Have you ever wondered why there are so many different types of knives? Are you confused on what is the right knife for you?
Knives come in many shapes and sizes, and several material types, yet most people seem to default to an 8” French Chef’s knife. We believe knives are a very personal tool and we ask our customers to try our knives before buying them – it’s going to be a long term relationship so spend some time deciding, to get it right.
How? A good knife should simply feel like an extension of your body, which is why it’s important for you to know what you’re looking for in a knife, as well as how it feels. Balance and motion are critical. How is it’s handle size compared to your hand? Is it too long, or not long enough? Does one glide just that much better than another?
Unfortunately, we can’t tell you how one knife would feel over the other in your hand through our website, so drop into any of our locations to test drive a bunch of our knives. We have a wide selection of models to choose from and it’s not unheard of for someone to take an hour or more to choose the right knife.
Thinking you might need more than a little help? We can teach you the purpose and function for each knife type at our Knife Skills cooking class that are held monthly in North Vancouver and Victoria.
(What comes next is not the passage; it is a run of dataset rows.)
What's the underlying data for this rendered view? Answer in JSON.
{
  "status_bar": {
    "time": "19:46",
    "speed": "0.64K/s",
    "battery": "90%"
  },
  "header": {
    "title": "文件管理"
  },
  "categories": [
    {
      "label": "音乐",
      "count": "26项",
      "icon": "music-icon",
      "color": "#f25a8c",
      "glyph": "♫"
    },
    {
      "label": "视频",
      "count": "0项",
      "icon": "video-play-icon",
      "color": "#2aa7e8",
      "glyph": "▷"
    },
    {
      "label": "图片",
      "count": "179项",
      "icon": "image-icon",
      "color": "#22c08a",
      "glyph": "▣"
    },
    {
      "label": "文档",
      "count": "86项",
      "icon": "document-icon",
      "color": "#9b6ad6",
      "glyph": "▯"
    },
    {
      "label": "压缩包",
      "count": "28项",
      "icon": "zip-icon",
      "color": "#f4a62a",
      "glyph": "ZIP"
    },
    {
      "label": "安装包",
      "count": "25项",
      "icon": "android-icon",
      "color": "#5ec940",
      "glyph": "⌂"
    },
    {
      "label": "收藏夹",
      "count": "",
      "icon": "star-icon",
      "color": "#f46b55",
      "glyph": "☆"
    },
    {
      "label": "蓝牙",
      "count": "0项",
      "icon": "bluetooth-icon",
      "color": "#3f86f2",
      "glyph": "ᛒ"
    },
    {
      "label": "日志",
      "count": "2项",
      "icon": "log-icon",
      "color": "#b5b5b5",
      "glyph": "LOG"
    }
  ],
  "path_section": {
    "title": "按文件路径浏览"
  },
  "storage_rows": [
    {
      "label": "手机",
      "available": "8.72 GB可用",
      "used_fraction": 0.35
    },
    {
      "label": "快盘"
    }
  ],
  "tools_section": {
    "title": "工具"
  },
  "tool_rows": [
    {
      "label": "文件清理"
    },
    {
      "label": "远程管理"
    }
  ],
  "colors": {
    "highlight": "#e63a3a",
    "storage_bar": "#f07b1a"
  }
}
I’ve also written a simple summary to help give you a better idea of what you might need (or want!). Here’s the breakdown of the most popular knife styles:
French Chef’s knife
A Chef’s knife is one of the most versatile types of knife. They’re mid-sized to large knives (ranging from 6″-14″) and are great for slicing, dicing, and chopping. The curved blade allows you to use a rocking motion to quickly mince and chop up your food. People that prepare an even split of meat to veggies (or more meat) typically prefer a Chef’s Knife. Check out our full collection of chef’s knives
Santoku means ‘3 uses’ in Japanese: Slice, dice and mince. A Santoku knife is a Japanese-style knife (but not necessarily Japanese made) with a well-balanced blade and handle. They have a relatively straight edge, making them a good knife for slicing and chopping with a more up-down motion. Depending on whether you prefer a rocking motion or chopping motion, this knife can also be as versatile as a chef’s knife. Veggies are terrified of this blade. Check out our full collection of santoku knives!
Paring and peeling knives
These knives are small and easy to control, making it perfect for peeling, cutting small fruits and vegetables, deveining shrimp, or doing any other task that requires precision. Paring knives are essentially a smaller version of a chef’s knife – it serves a lot of different purposes but in a smaller package. A peeling knife is a paring knife with a beaked tip. Check out our full collection of paring knives!
Typically larger than a paring knife, a utility knife is a small to mid sized knife that can handle chopping where a paring knife is too small but is still small enough to be used in your hand, off the board.
Bread knives are usually 9” to 14” and have a serrated edge. Using a sawing motion, you can easily get clean cuts through thick crusts and soft loaves, without squishing the bread. These are also ideal for squash, watermelon and other hard cased veggies. Check out our full collection of bread knives!
Specialty knives are knives that do one job very well. Some examples of specialty knives are: carving knives, filet knives, and boning knives. Each knife is designed to excel at their specific task. Check out our full collection of specialty knives!